“Jantzen and his fellow organizers were prepared to do history only when it was in the service of ideology. Just like my arrest, that attitude ends up having a lot more in common with the worst features of Nazism than with either American patriotism or true religion, and it is especially inconsistent with Mennonite willingness to listen to others and to challenge dogma when it props up the interests of empire.”
Leichty, who said he has never been previously arrested, says he was treated courteously while in custody. “It is ironic that I was treated with more courtesy by some of the law enforcement officers than I was by my fellow church members.”
“I know how I have been characterized by fellow Mennonites and other political liberals, and I know how I will be characterized as a result of this latest incident. People will say I am unbalanced, that I have an unhealthy fixation with the Holocaust, or a need for attention, etc. etc. None of that is true.
“It stings, but on the other hand, I have always been told that one who is true to his faith can expect to suffer persecution. I am regarded unfairly as a Holocaust denier or a ‘kook’ only by people who don’t know me or know my legal career working with many marginalized people. I am not even given an opportunity in church circles to explain exactly what I believe and what I find questionable. History is not a closed book, and the keynote speaker at the Mennonites and Holocaust conference herself said that more research into the Holocaust is needed.

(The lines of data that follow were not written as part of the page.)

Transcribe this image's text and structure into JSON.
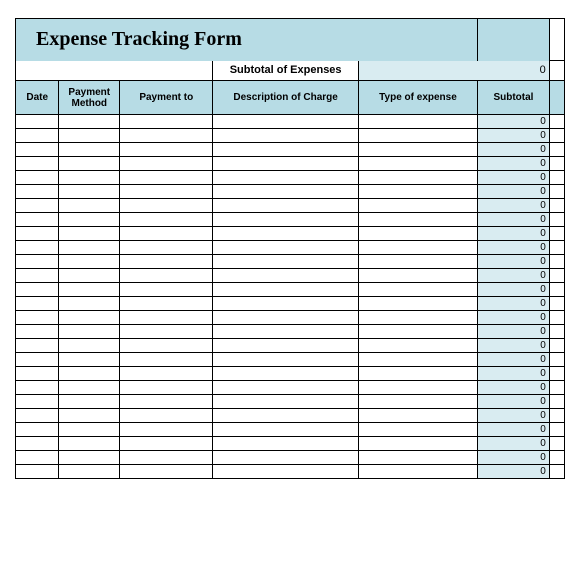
{
  "title": "Expense Tracking Form",
  "subtotal_label": "Subtotal of Expenses",
  "subtotal_value": "0",
  "headers": {
    "date": "Date",
    "method": "Payment Method",
    "payto": "Payment to",
    "desc": "Description of  Charge",
    "type": "Type of expense",
    "sub": "Subtotal"
  },
  "row_subtotal": "0",
  "row_count": 26
}
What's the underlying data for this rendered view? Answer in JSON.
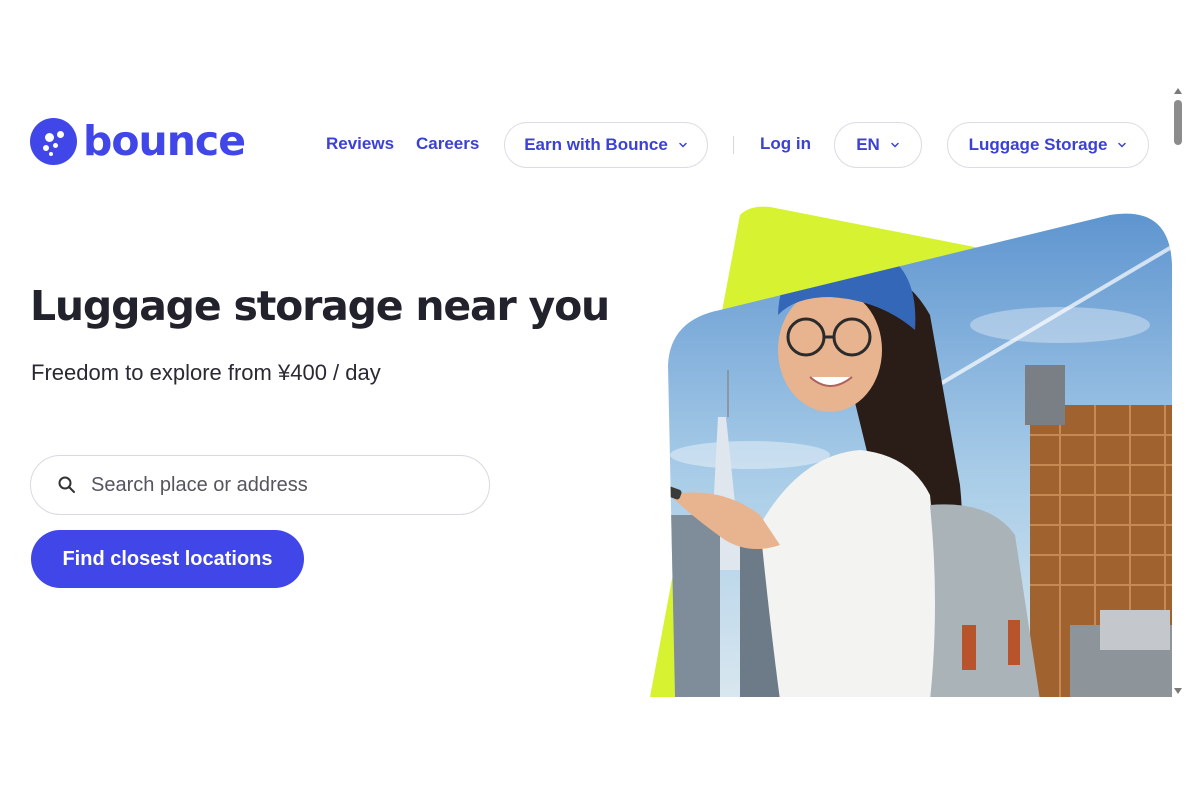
{
  "brand": {
    "name": "bounce",
    "color": "#4046e8",
    "accent": "#d6f230"
  },
  "nav": {
    "reviews": "Reviews",
    "careers": "Careers",
    "earn": "Earn with Bounce",
    "login": "Log in",
    "language": "EN",
    "luggage": "Luggage Storage"
  },
  "hero": {
    "title": "Luggage storage near you",
    "subtitle": "Freedom to explore from ¥400 / day",
    "search_placeholder": "Search place or address",
    "cta": "Find closest locations"
  },
  "icons": {
    "search": "search-icon",
    "chevron": "chevron-down-icon"
  }
}
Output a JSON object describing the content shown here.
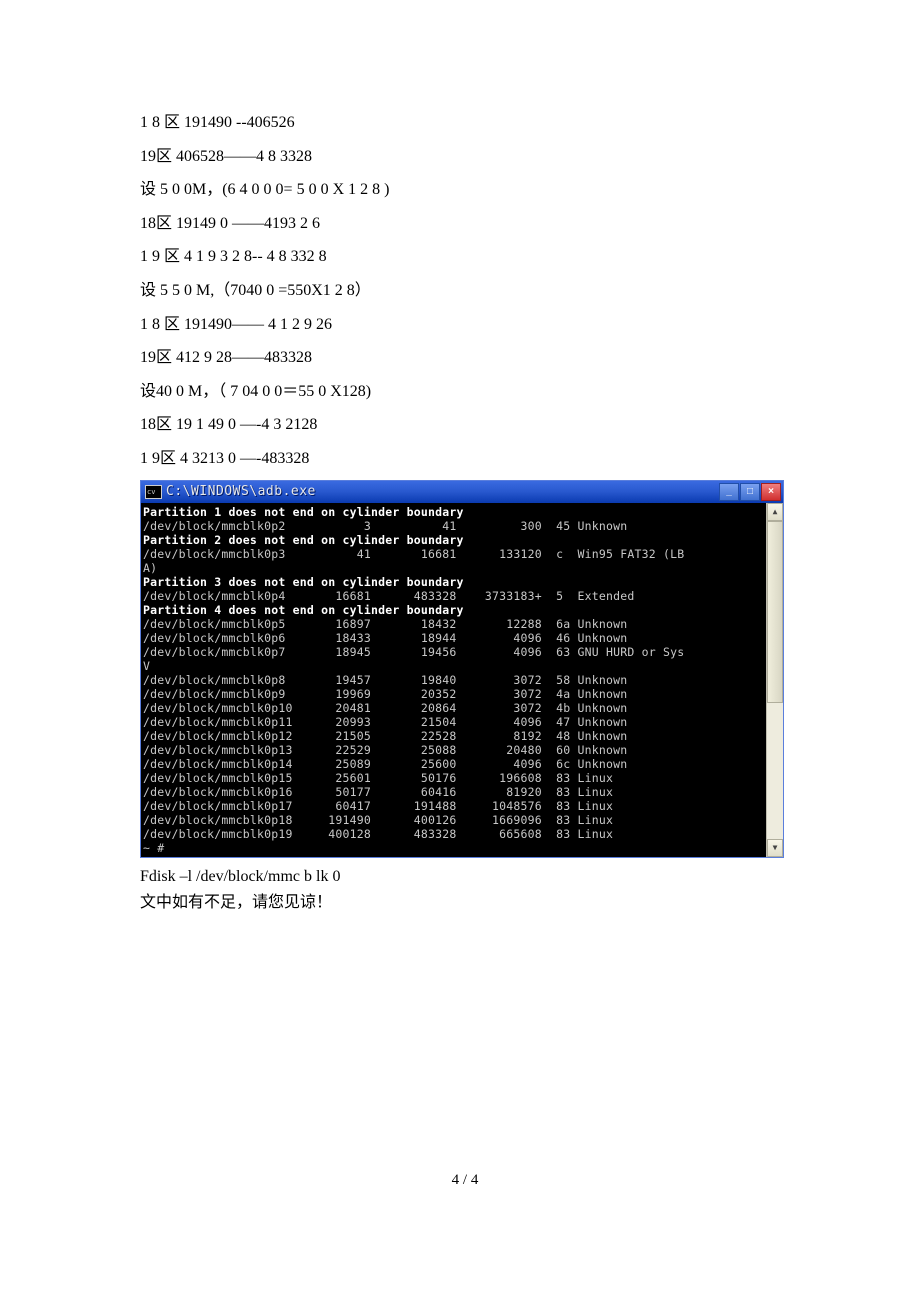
{
  "body_lines": [
    "1 8 区 191490 --406526",
    "19区 406528——4 8 3328",
    "设 5 0 0M，(6 4 0 0 0= 5 0 0 X 1 2 8 )",
    "18区 19149 0 ——4193 2 6",
    "1 9 区 4 1 9 3 2 8-- 4 8 332 8",
    "设 5 5 0 M,（7040 0 =550X1 2 8）",
    "1 8 区 191490—— 4 1 2 9 26",
    "19区 412 9 28——483328",
    "设40 0 M，（ 7 04 0 0＝55 0 X128)",
    "18区 19 1 49 0 —-4 3 2128",
    "1 9区   4 3213 0 —-483328"
  ],
  "terminal": {
    "title": "C:\\WINDOWS\\adb.exe",
    "icon_label": "cv",
    "min_glyph": "_",
    "max_glyph": "□",
    "close_glyph": "×",
    "up_glyph": "▲",
    "down_glyph": "▼",
    "boundary_msgs": [
      "Partition 1 does not end on cylinder boundary",
      "Partition 2 does not end on cylinder boundary",
      "Partition 3 does not end on cylinder boundary",
      "Partition 4 does not end on cylinder boundary"
    ],
    "rows": [
      {
        "dev": "/dev/block/mmcblk0p2",
        "start": "3",
        "end": "41",
        "blocks": "300",
        "id": "45",
        "sys": "Unknown"
      },
      {
        "dev": "/dev/block/mmcblk0p3",
        "start": "41",
        "end": "16681",
        "blocks": "133120",
        "id": "c",
        "sys": "Win95 FAT32 (LB",
        "tail": "A)"
      },
      {
        "dev": "/dev/block/mmcblk0p4",
        "start": "16681",
        "end": "483328",
        "blocks": "3733183+",
        "id": "5",
        "sys": "Extended"
      },
      {
        "dev": "/dev/block/mmcblk0p5",
        "start": "16897",
        "end": "18432",
        "blocks": "12288",
        "id": "6a",
        "sys": "Unknown"
      },
      {
        "dev": "/dev/block/mmcblk0p6",
        "start": "18433",
        "end": "18944",
        "blocks": "4096",
        "id": "46",
        "sys": "Unknown"
      },
      {
        "dev": "/dev/block/mmcblk0p7",
        "start": "18945",
        "end": "19456",
        "blocks": "4096",
        "id": "63",
        "sys": "GNU HURD or Sys",
        "tail": "V"
      },
      {
        "dev": "/dev/block/mmcblk0p8",
        "start": "19457",
        "end": "19840",
        "blocks": "3072",
        "id": "58",
        "sys": "Unknown"
      },
      {
        "dev": "/dev/block/mmcblk0p9",
        "start": "19969",
        "end": "20352",
        "blocks": "3072",
        "id": "4a",
        "sys": "Unknown"
      },
      {
        "dev": "/dev/block/mmcblk0p10",
        "start": "20481",
        "end": "20864",
        "blocks": "3072",
        "id": "4b",
        "sys": "Unknown"
      },
      {
        "dev": "/dev/block/mmcblk0p11",
        "start": "20993",
        "end": "21504",
        "blocks": "4096",
        "id": "47",
        "sys": "Unknown"
      },
      {
        "dev": "/dev/block/mmcblk0p12",
        "start": "21505",
        "end": "22528",
        "blocks": "8192",
        "id": "48",
        "sys": "Unknown"
      },
      {
        "dev": "/dev/block/mmcblk0p13",
        "start": "22529",
        "end": "25088",
        "blocks": "20480",
        "id": "60",
        "sys": "Unknown"
      },
      {
        "dev": "/dev/block/mmcblk0p14",
        "start": "25089",
        "end": "25600",
        "blocks": "4096",
        "id": "6c",
        "sys": "Unknown"
      },
      {
        "dev": "/dev/block/mmcblk0p15",
        "start": "25601",
        "end": "50176",
        "blocks": "196608",
        "id": "83",
        "sys": "Linux"
      },
      {
        "dev": "/dev/block/mmcblk0p16",
        "start": "50177",
        "end": "60416",
        "blocks": "81920",
        "id": "83",
        "sys": "Linux"
      },
      {
        "dev": "/dev/block/mmcblk0p17",
        "start": "60417",
        "end": "191488",
        "blocks": "1048576",
        "id": "83",
        "sys": "Linux"
      },
      {
        "dev": "/dev/block/mmcblk0p18",
        "start": "191490",
        "end": "400126",
        "blocks": "1669096",
        "id": "83",
        "sys": "Linux"
      },
      {
        "dev": "/dev/block/mmcblk0p19",
        "start": "400128",
        "end": "483328",
        "blocks": "665608",
        "id": "83",
        "sys": "Linux"
      }
    ],
    "prompt": "~ #"
  },
  "after_lines": [
    "Fdisk –l /dev/block/mmc b lk 0",
    "文中如有不足，请您见谅！"
  ],
  "page_number": "4 / 4"
}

“I have been called both antisemitic and racist whereas neither are true. One would think that there would be a few Mennonites out there who might want to hear me out, or who indeed might even entertain some suspicion that based on my profession I have seen things they have not seen, obtained insights they have not obtained, and that I am genuinely attempting to apply my faith to a subject of pressing contemporary concern. But thus far I see a church of conformists who merely imagine themselves to be nonconformists or who are content to revel in the historic nonconformist stances of their forebears, and it is particularly sad to me that this applies to our church colleges as well, whether it be on this subject or others, places that are supposed to be home to divergent opinion but are instead being converted to antiseptic sanctuaries where Germanic Mennonite students are made to feel guilt for their heritage and culture and where white students are made to feel guilt for their skin color.
“I continue to pray that true willingness to listen emerges, that the ability to engage in self‑criticism and to entertain revisionist ideas flourishes, and that the silencing and arrest of politically incorrect dissenters does not become the new symbol of the Mennonite Church of the 21st century.”